- What is the pattern of drug utilization and spending by disabled beneficiaries and beneficiaries in nursing homes and other institutions? Our study, like most previous research, focused only on Medicare beneficiaries living within the community. Yet beneficiaries who are nursing home residents are heavy utilizers of prescription drugs. In addition, while beneficiaries under age 65 were included in this report, they clearly have different utilization patterns that we were not able to pursue here. The prescription drug needs of these populations are largely unexplored. For example, there is a much higher prevalence of mental illness among the disabled compared to the elderly, making behavioral medicine a critical issue for this population group. The disabled also do not have the same access to private Medigap supplements as those over 65 years of age. Further work is needed to explore the utilization and spending patterns of these populations.

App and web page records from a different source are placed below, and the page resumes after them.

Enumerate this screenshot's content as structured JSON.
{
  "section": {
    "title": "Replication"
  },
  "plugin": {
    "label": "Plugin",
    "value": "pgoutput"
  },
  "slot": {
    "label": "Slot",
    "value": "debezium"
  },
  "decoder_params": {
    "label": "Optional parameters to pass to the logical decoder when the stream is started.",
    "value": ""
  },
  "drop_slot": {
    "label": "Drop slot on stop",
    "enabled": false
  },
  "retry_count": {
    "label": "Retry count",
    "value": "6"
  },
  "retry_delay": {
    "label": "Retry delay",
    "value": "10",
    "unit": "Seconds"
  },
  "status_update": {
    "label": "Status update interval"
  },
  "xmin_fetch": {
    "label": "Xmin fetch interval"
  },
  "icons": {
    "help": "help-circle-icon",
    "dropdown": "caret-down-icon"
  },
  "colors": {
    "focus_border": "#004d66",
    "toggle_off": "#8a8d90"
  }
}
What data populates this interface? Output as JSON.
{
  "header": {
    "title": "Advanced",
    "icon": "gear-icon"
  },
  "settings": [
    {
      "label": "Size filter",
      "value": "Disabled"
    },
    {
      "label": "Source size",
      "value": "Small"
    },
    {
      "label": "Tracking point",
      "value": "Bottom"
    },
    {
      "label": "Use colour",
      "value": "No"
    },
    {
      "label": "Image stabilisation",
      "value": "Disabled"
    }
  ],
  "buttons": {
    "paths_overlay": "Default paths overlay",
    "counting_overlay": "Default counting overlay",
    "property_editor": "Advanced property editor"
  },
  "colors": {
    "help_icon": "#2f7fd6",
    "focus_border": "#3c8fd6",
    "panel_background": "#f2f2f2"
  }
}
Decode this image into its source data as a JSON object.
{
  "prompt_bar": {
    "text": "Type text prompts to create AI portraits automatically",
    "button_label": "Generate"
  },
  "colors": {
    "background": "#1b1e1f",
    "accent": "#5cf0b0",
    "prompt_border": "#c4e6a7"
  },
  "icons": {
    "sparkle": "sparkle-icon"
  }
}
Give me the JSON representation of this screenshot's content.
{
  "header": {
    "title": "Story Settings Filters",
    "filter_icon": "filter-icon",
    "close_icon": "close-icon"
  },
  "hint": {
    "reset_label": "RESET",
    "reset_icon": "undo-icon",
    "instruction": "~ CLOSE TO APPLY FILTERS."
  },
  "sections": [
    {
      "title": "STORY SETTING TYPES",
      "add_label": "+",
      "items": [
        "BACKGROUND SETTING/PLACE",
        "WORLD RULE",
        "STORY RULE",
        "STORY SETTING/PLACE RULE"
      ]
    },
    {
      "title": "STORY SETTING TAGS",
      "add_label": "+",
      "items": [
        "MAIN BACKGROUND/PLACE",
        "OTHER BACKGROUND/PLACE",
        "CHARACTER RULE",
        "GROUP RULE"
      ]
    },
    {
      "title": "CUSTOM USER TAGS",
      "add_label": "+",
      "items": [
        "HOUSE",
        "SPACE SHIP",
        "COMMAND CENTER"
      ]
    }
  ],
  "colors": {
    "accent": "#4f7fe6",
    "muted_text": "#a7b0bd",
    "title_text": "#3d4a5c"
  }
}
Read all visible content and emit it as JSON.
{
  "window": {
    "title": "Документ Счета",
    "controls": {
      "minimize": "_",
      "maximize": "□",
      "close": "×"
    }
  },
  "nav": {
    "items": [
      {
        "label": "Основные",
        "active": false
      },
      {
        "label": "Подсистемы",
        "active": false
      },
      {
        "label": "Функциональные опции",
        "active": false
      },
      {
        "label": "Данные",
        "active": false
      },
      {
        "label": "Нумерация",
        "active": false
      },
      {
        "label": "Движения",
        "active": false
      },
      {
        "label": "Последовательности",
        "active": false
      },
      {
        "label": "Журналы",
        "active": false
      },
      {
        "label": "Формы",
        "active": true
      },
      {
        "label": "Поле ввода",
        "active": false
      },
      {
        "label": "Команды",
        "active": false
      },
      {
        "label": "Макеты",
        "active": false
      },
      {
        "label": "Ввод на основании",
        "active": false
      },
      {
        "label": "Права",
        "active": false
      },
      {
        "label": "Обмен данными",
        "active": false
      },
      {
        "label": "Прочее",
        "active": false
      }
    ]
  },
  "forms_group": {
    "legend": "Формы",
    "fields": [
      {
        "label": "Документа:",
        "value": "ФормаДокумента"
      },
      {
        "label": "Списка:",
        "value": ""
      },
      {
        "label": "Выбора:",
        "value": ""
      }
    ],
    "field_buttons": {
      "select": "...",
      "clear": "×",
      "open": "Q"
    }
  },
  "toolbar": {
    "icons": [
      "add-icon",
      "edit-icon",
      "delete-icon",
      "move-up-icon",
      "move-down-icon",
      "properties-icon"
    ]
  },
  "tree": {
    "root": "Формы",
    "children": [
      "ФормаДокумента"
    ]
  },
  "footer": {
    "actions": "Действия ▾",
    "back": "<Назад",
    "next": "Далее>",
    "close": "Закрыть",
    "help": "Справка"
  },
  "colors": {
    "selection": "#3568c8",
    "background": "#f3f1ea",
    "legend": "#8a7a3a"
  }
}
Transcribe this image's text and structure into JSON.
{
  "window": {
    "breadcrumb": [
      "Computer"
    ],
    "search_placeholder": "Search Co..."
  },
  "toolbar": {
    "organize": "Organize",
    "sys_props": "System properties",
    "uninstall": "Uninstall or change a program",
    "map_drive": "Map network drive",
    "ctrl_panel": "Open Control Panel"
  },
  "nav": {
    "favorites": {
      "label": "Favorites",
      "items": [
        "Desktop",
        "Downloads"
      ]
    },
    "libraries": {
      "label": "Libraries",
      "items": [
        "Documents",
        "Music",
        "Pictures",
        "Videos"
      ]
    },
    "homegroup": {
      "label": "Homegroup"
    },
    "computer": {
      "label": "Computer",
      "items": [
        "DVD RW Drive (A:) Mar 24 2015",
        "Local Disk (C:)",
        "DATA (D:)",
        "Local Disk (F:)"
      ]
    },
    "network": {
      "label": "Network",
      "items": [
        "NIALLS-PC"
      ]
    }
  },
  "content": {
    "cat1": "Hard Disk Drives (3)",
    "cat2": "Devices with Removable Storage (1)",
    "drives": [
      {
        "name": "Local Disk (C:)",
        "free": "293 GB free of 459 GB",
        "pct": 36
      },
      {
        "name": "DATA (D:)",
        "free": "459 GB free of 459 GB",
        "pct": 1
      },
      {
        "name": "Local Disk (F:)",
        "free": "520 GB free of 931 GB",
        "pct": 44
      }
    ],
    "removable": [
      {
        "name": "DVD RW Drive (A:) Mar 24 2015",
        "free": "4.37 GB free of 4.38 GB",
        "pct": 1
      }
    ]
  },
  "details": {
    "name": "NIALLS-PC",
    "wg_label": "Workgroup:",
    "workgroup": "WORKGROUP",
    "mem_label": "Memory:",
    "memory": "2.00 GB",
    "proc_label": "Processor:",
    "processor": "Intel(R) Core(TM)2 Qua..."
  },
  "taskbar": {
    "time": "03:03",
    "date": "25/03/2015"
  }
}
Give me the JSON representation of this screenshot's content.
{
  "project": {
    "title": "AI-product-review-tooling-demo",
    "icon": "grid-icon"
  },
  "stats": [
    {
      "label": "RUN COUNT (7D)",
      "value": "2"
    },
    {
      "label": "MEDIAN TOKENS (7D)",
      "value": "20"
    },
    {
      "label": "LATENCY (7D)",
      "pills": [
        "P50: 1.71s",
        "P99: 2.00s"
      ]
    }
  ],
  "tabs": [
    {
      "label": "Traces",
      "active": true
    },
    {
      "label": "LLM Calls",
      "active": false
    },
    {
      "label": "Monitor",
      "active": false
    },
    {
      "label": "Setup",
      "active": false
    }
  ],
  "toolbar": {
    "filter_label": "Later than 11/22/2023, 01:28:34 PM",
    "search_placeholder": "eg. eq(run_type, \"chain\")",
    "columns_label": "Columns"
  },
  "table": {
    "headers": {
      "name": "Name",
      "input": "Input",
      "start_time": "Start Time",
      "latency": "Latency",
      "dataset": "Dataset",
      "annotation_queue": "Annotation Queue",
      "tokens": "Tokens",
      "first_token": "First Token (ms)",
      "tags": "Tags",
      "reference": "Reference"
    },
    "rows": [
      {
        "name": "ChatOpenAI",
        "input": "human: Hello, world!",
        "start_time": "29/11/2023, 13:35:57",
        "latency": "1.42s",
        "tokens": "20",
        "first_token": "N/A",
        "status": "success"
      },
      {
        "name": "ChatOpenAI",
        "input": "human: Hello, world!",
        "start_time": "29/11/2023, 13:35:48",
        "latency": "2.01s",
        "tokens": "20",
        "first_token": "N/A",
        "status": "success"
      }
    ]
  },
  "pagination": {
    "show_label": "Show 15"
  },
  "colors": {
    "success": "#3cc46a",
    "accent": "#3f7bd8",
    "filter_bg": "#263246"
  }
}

- What explains geographical variations in prescription drug utilization and prices? Our analysis revealed striking regional variations in drug prices faced by beneficiaries and in utilization of drugs. Further work is needed to understand what factors are driving these variations and what consequences they have for beneficiaries.
- How are changes in prescription drug coverage affecting utilization and prices? Our analysis has observed a dramatic shift in drug coverage over the past decade from indemnity coverage to third-party coverage at the point of sale managed by pharmacy benefit managers. A better understanding is needed of the effects of this shift, especially on those lacking drug coverage.
- How do Medicare+Choice plans manage their prescription drug benefits? Can their experiences help us to better understand drug utilization by the elderly and improve the quality of care they receive? The Health Care Financing Administration(now known as Centers for Medicare and Medicaid Services(CMS)) (HCFA(now known as CMS)) has initiated research to study the way in which Medicare+Choice plans currently administer their drug benefits. The aim of the project is to uncover best management practices with regard to improving outcomes, avoiding drug interactions, encouraging appropriate prescribing patterns, and educating beneficiaries about the medications they take.
- How prevalent is underinsurance by Medicare beneficiaries for prescription drugs? The Agency for Healthcare Research and Quality (AHRQ) has begun preliminary work to investigate the Medicare population's prescription drug coverage. They will look at the way in which different sources of coverage meet or fail to meet the needs of Medicare beneficiaries for access to needed medications.
"intro.pdf" (pdf, 23.11Kb)
"C1.pdf" (pdf, 75.87Kb)
"c2.pdf" (pdf, 169.02Kb)
"c3.pdf" (pdf, 92Kb)
"future.pdf" (pdf, 12.41Kb)
"appena.PDF" (pdf, 149.34Kb)
"appenb.pdf" (pdf, 27Kb)